Tuesday, March 31, 2009 | 6:31 p.m.
Beyond the Sun
At a special budget meeting Tuesday morning, the Boulder City Council approved 3-2 a tentative budget for fiscal year 2010, which begins this July.
The city is bargaining with unions for police, fire, electrical and clerical workers in attempt to spread scheduled wage increases for next year over two years.
Councilwoman Linda Strickland and Councilman Travis Chandler voted against the tentative budget.
The change in wage increase scheduling, which was suggested by the council in a February budget meeting, is expected to save the city almost $500,000 by 2011, City Manager Vicki Mayes said.
At the meeting, the council entered a closed session with Mayes to discuss dealings with bargaining units for Police Protective Association and the Teamsters Local Union No. 14.
The city is expected to resolve the contract changes with the unions in time to submit its final budget by April 15. It will hold a public hearing on the final budget at 7 a.m. May 19 in City Hall, 401 California Ave.
The council expects the negotiations to include provisions that the city not lay off any unionized workers until July 2011, unless its general fund balance sinks lower than $1 million.
The city expects a $2.4 million ending balance in the 2010 general fund, which is $1 million less than the ending general fund budget for fiscal year 2009.
Before the next meeting, the city will attempt to shrink the proposed water rate increases for residential users.
The 2010 budget includes increases in electrical rates and property taxes scheduled to take effect in July and water rates that would go up in October.
The water rate was proposed at 10 percent for all users, but Mayor Roger Tobler said the city should lower that base increase to protect residents who use the least amount of water.
The proposed water increase was expected to raise an additional $420,000 to offset increased operating costs for electrical and water operations, the city's finance director Tim Inch said.
The council is expected to approve a 3/4 cent per kilowatt hour increase in electrical rates that would raise $1.125 million to pay for the city's share of Southern Nevada Water Authority's third waterline into Lake Mead and create a rate stabilization reserve account. The money would also go toward the city's increased operating costs.
The proposed property tax rate increase, expected to take effect in July, would be 21 cents per $100 assessed value, up from 20.38 cents, Inch said.
Mayes said of $5 million in city department requests for the 2010 budget, she approved only $1 million, $900,000 of which was related to labor costs.
"The bottom line is to assess what we really needed and what we really could do without," she said.
Mayes said the 2009 budget differs substantially from last year's budget.

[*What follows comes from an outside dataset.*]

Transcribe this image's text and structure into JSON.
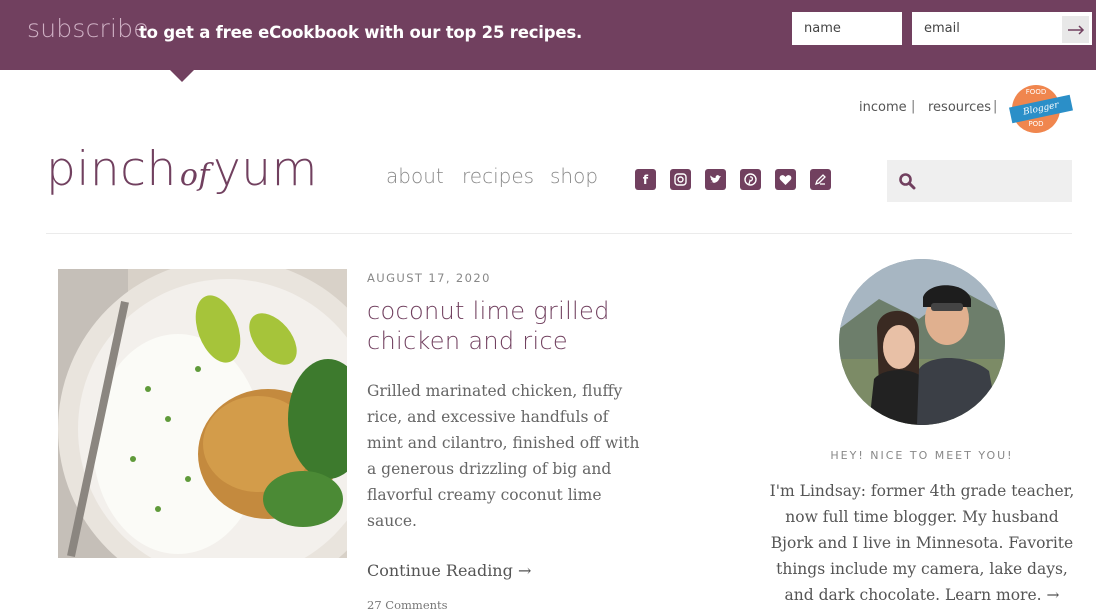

It is asking to spend $100 million more than the year before. Also, money saved by the city in some areas -- notably, in the elimination of the BCTV studio coordinator position and in some part-time employees -- will be spent in other areas. If the tentative budget is approved, the city will spend $150 more than in 2008, she said.
Chandler and Strickland said they did not approve of a $36,000 increase in the budget for a contracted BCTV employee. The two also said they disagreed the city should budget $12,000 extra to hire a replacement personnel administrator who would also act as assistant to the city manager.
Mayes said that combined position would serve "not to be a helper," but to recruit a new city manager if she were to leave the city.
She said after the June election instates two new City Council members, a majority of the council might want to replace her as city manager. In that event, she said, the city should be prepared by having an assistant who could help the City Council find a replacement.
Tobler suggested at the next meeting, the council discuss further the costs associated with the two positions, in addition to lowering the water rate increases and finalizing the union negotiations.